Running the label is about the last thing on my list of things to do. I've written an opera, and I want to get that performed and released. It's called I, Norton, and it's based on texts by Emperor Norton [eccentric self-proclaimed "Emperor of the United States" go to for more information], from his proclamations, and from some letters he wrote to a 19-year-old girl he was courting at the time. From the texts I generate scores. Some of the music is improvised, some of it is fully notated and there's a sort of grey area in between. That's what I'm structuring right now. It should be out by the end of 2007.

What about the libretto?

There is no libretto per se. It's an opera in the old fashioned sense. It's got everything. It's kind of a work in progress, in that it'll probably never be finished, like a book of possibilities you can call from. It can be for any number of performers and can be any length. That's one of the things I learned from Lou Harrison: he would compose pieces as a kit, come up with a tuning, a scale and an instrumentation, but it would be up to the musicians to put it together themselves in performance. It's sort like a cross between a conduction and Cobra, but with some concrete structures I can insert. But it's not adversarial like Cobra, which for me was always more of a showmanship thing – the opera is about setting up different ensembles and letting them interact with each other. The improv and the graphic scores and the hand cued material are all designed to be played by non-musicians too, and there's live video, dancers, actors. When we did it in Milan in October 2006, we had three days of workshops and picked up people from all over the place. We had five real opera singers who weren’t improvisers, and an Italian actor who pretended he could speak English.

Is there a visual element?

There is if there's live video. In my imagination there would be improvised scenery too, fully improvised with different elements. At this point I have enough stuff down to release it as a CD, and then I'm going to do a DVD, something more like a Robert Ashley piece. I have so many ideas, how do you decide which is the best one? That's one of the reasons I got into improvisation – there is no best one: today you insert this one.

This kind of music doesn't exactly pay the bills though, does it? Do you have a day job?

In Southern California I used to be a professional musician, in the Musicians Union, and when I moved to the Bay Area I did commercials for Starbucks and these corporate things, and I was music director for a Saturday morning cartoon on CBS for a while [The Twisted Tales of Felix the Cat]. But when we had our second child, my wife, who's a nurse, had to go part time and I had to get a day job. So I ended up writing for the magazine Electronic Musician, and now I'm Editor. A regular 9 to 5 day job.

Good, I'll leave you to edit this then.

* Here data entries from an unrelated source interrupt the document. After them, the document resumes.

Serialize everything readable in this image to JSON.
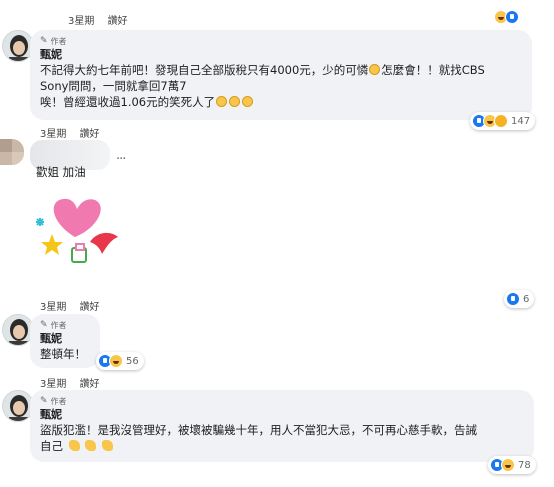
{
  "top_meta": {
    "time": "3星期",
    "reply": "讚好"
  },
  "comment1": {
    "author_badge": "作者",
    "name": "甄妮",
    "line1_a": "不記得大約七年前吧！發現自己全部版稅只有4000元，少的可憐",
    "line1_b": "怎麼會！！就找CBS",
    "line2": "Sony問問，一問就拿回7萬7",
    "line3": "唉！曾經還收過1.06元的笑死人了",
    "time": "3星期",
    "like": "讚好",
    "reaction_count": "147"
  },
  "comment2": {
    "text": "歡姐 加油",
    "more": "···",
    "time": "3星期",
    "like": "讚好",
    "reaction_count": "6"
  },
  "comment3": {
    "author_badge": "作者",
    "name": "甄妮",
    "text": "整頓年！",
    "reaction_count": "56",
    "time": "3星期",
    "like": "讚好"
  },
  "comment4": {
    "author_badge": "作者",
    "name": "甄妮",
    "line1": "盜版犯濫！是我沒管理好，被壞被騙幾十年，用人不當犯大忌，不可再心慈手軟，告誡",
    "line2": "自己",
    "reaction_count": "78"
  },
  "icons": {
    "pen": "pen-icon",
    "like": "like-reaction-icon",
    "haha": "haha-reaction-icon",
    "care": "care-reaction-icon",
    "more": "more-options-icon"
  },
  "colors": {
    "like_blue": "#1877f2",
    "bubble": "#f0f2f5",
    "text": "#1c1e21"
  }
}
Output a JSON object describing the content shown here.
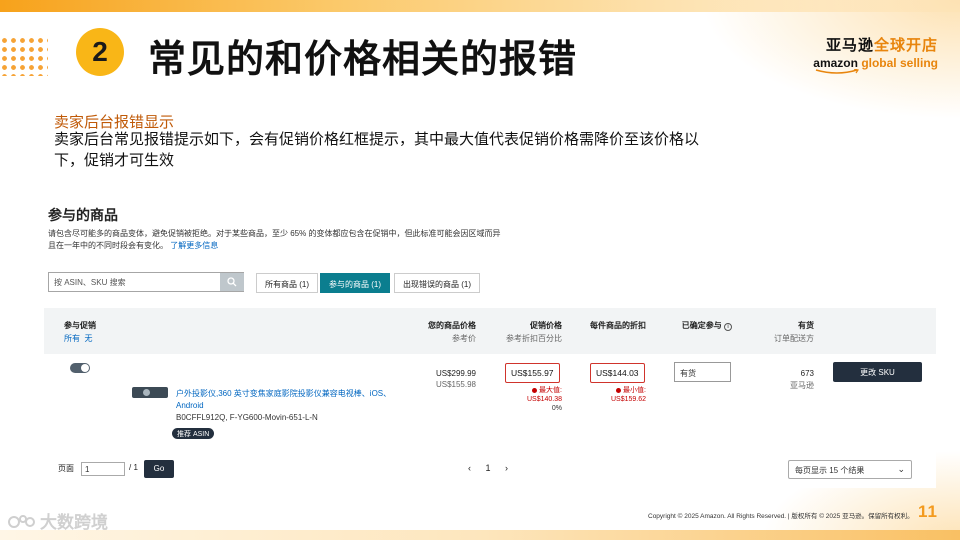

Yeah, I'll dot all the i's! (laughs) At times it's really intense, but I meet a lot of musicians through it. I get a lot of gear to work with. I teach an introduction to ProTools class and I get a lot of software to examine. That's great, because as I said my whole thing about playing percussion has always been to make acoustic instruments sound electronic, not sound like drums.

What you call "energized surfaces"..

Yes, I refer to it as the fricative school of drumming. All the rage now is to put rosin on your heads and play with friction, and I have little motors and I put them on different things, not just cymbals, but also the floor. If something falls off and ends up the floor I just surround it with things. I also have some horns and reed instruments I stick on top of the drums and blow through and get another kind of resonance, and there's the faux-daxophone, where I find objects and move them around over the side of the drum, finding pitches. So when I put "percussion" on the record and nobody hears anything being hit, just horn tones and squeaking, it just gets too confusing. So I call it "energized surfaces". After all, when you see Sean Meehan or Ninh Lê Quan, they're not playing drums anymore. Those days are dead.

Go to: and See also other interviews of related interest with John Butcher, Eugene Chadbourne, Fred Frith and Keith Rowe